If you can eat only one meal in Israel, choose breakfast. Preferably at a kibbutz.
If you can't find a kibbutz, the morning spread at an Israeli hotel should do the trick. This lavish dairy buffet, an event everyone remembers even if the rest of their trip to the Holy Land is a blur, originates from the kibbutz.
Ravenous from waking up at dawn and working in the fields at daybreak, kibbutz workers gathered mid-morning in the communal dinning room where a table was unceremoniously laden with seasonal produce, dairy products, cooked eggs and fresh bread.
When Israel's first luxury hotels opened in the 1950s and chefs were faced with the dilemma of serving breakfast to non-Jewish tourists accustomed to bacon and sausage, they compensated by turning kibbutz-style breakfasts into bountiful buffets showcasing the best local produce and dairy products.

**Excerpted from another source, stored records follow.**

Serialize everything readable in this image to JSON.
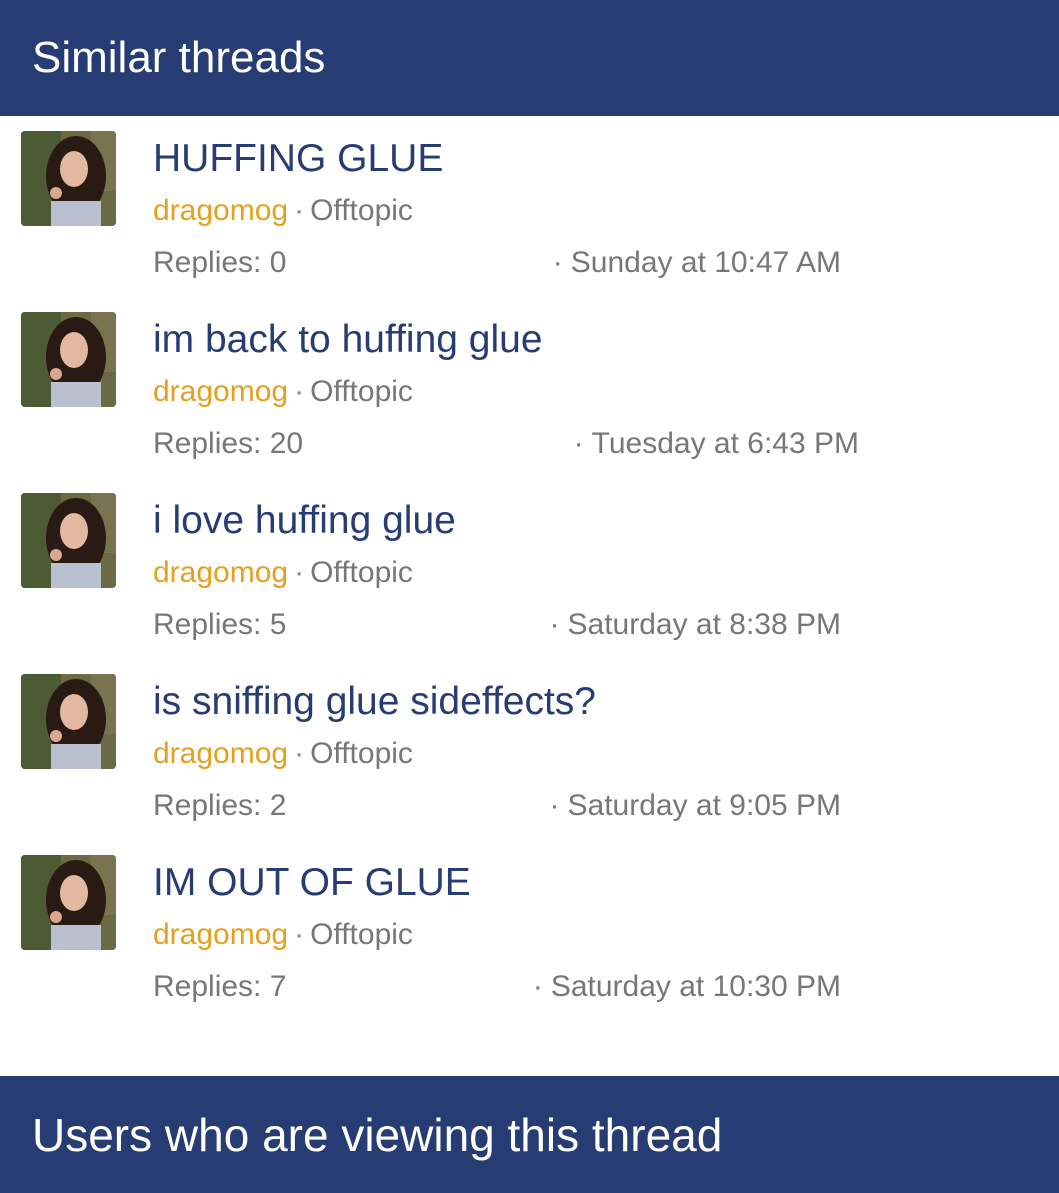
{
  "similar": {
    "header": "Similar threads",
    "threads": [
      {
        "title": "HUFFING GLUE",
        "author": "dragomog",
        "forum": "Offtopic",
        "replies": "Replies: 0",
        "date": "Sunday at 10:47 AM"
      },
      {
        "title": "im back to huffing glue",
        "author": "dragomog",
        "forum": "Offtopic",
        "replies": "Replies: 20",
        "date": "Tuesday at 6:43 PM"
      },
      {
        "title": "i love huffing glue",
        "author": "dragomog",
        "forum": "Offtopic",
        "replies": "Replies: 5",
        "date": "Saturday at 8:38 PM"
      },
      {
        "title": "is sniffing glue sideffects?",
        "author": "dragomog",
        "forum": "Offtopic",
        "replies": "Replies: 2",
        "date": "Saturday at 9:05 PM"
      },
      {
        "title": "IM OUT OF GLUE",
        "author": "dragomog",
        "forum": "Offtopic",
        "replies": "Replies: 7",
        "date": "Saturday at 10:30 PM"
      }
    ]
  },
  "viewers": {
    "header": "Users who are viewing this thread"
  },
  "separator": "·",
  "colors": {
    "header_bg": "#283c74",
    "title": "#283c74",
    "author": "#e5a01f",
    "meta": "#777777"
  }
}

So, when Yom Ha'atzmaut rolls around, I skip hummus and falafel altogether and concentrate my efforts on serving a glorious Israeli-style breakfast. Herbed omelets, chopped Israeli salad, an array of hard and soft cheeses, yogurt and fruit, marinated fish, cracked olives, vegetable dips, orange juice, and hot pita and rugelach grace my table.
The beauty of this meal is that it's so simple to prepare. Besides chopping a quick salad and making omelets, everything else can be made (or purchased) in advance. Whether you buy prepared Israeli dips, spreads or cheeses, the secret is not to skimp on the quality.
And always warm your pita before you eat it.
Enjoy this video from last year. Israel's 60th Birthday:
Felisa Billet writes on Jewish food from her home in Hollywood, Florida.
Click here to make Israeli Salad, a must for Israeli breakfasts. When coupled with omelets and soft cheese, this triumvirate is the most typical fare on the Israeli breakfast table.